Great piece. One thing I would add is taxes are paid like any other sole proprietorship or partnership…on the honor system. If you are really worried about the spare change getting dropped in their buckets maybe you should volunteer to help them get better gigs instead of degrading people who are doing as much as they can to simply survive. Savannah is a straight up military base…Wth does that have to do with Asheville Arts and Music??
Strange post, leaning man. Did you fall asleep with your elbow on the keyboard or did you feel so bored by this thread that you dot dot dotted for nothing constructive to say? I apologize from the bottom of my heart for typing over 140 characters- I know your time is valuable.
nxt tme ill jst txt or fcbk u. iz tht cool?
I think he’s just miming his own business…..
A different perspective here.

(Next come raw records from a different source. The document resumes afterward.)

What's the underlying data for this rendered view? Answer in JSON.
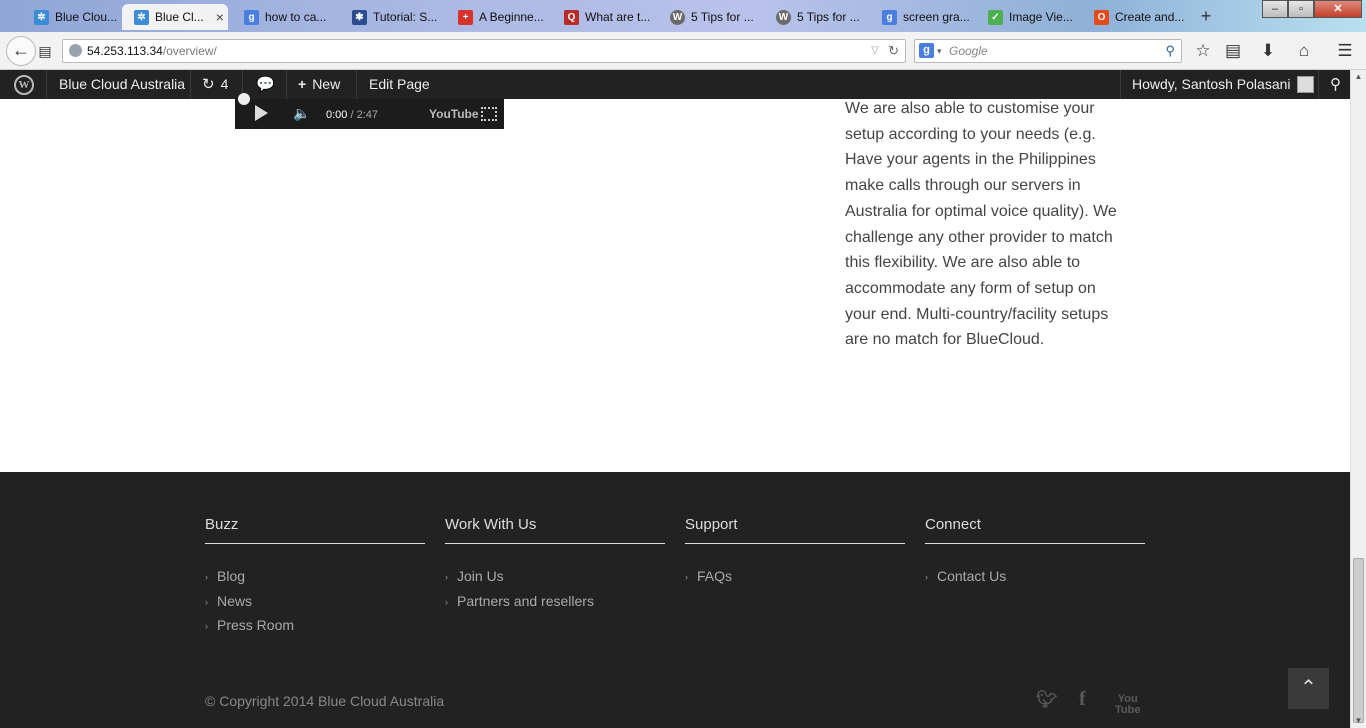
{
  "browser": {
    "tabs": [
      {
        "label": "Blue Clou...",
        "icon": "snowflake-icon",
        "color": "#3b8bd6"
      },
      {
        "label": "Blue Cl...",
        "icon": "snowflake-icon",
        "color": "#3b8bd6",
        "active": true
      },
      {
        "label": "how to ca...",
        "icon": "google-icon",
        "color": "#4a7de0"
      },
      {
        "label": "Tutorial: S...",
        "icon": "star-icon",
        "color": "#2a4b8d"
      },
      {
        "label": "A Beginne...",
        "icon": "plus-cross-icon",
        "color": "#d9322c"
      },
      {
        "label": "What are t...",
        "icon": "quora-icon",
        "color": "#b92b27"
      },
      {
        "label": "5 Tips for ...",
        "icon": "wordpress-icon",
        "color": "#6b6b6b"
      },
      {
        "label": "5 Tips for ...",
        "icon": "wordpress-icon",
        "color": "#6b6b6b"
      },
      {
        "label": "screen gra...",
        "icon": "google-icon",
        "color": "#4a7de0"
      },
      {
        "label": "Image Vie...",
        "icon": "checkmark-icon",
        "color": "#4caf50"
      },
      {
        "label": "Create and...",
        "icon": "office-icon",
        "color": "#e64a19"
      }
    ],
    "url_host": "54.253.113.34",
    "url_path": "/overview/",
    "search_placeholder": "Google",
    "search_engine_letter": "g"
  },
  "adminbar": {
    "site_name": "Blue Cloud Australia",
    "updates_count": "4",
    "new_label": "New",
    "edit_label": "Edit Page",
    "howdy": "Howdy, Santosh Polasani"
  },
  "video": {
    "current_time": "0:00",
    "duration": "/ 2:47",
    "brand": "YouTube"
  },
  "content": {
    "paragraph": "We are also able to customise your setup according to your needs (e.g. Have your agents in the Philippines make calls through our servers in Australia for optimal voice quality). We challenge any other provider to match this flexibility. We are also able to accommodate any form of setup on your end. Multi-country/facility setups are no match for BlueCloud."
  },
  "footer": {
    "columns": [
      {
        "title": "Buzz",
        "links": [
          "Blog",
          "News",
          "Press Room"
        ]
      },
      {
        "title": "Work With Us",
        "links": [
          "Join Us",
          "Partners and resellers"
        ]
      },
      {
        "title": "Support",
        "links": [
          "FAQs"
        ]
      },
      {
        "title": "Connect",
        "links": [
          "Contact Us"
        ]
      }
    ],
    "copyright": "© Copyright 2014 Blue Cloud Australia",
    "social": [
      "twitter-icon",
      "facebook-icon",
      "youtube-icon"
    ]
  }
}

I have art showing in the Kress Emporium and Green Sage Westgate I call “Uniquely Asheville” (http://uniquelyasheville.com). It is created from photos I take of buskers and others, including the drum circle, in Asheville. My art reflect the uniqueness of our town, the people here, the tourists, and the culture. The proposed changes to busking would negatively impact my business and, ironically, the businesses in buildings downtown. Busking is a huge draw and a major part of the downtown culture. If Asheville is turned into a “chain store” dominated and restricted town, people will eventually see the boarded up windows of the 1990s again. Why go downtown where parking is difficult if you can go to a mall or other “chain store” environment outside the city?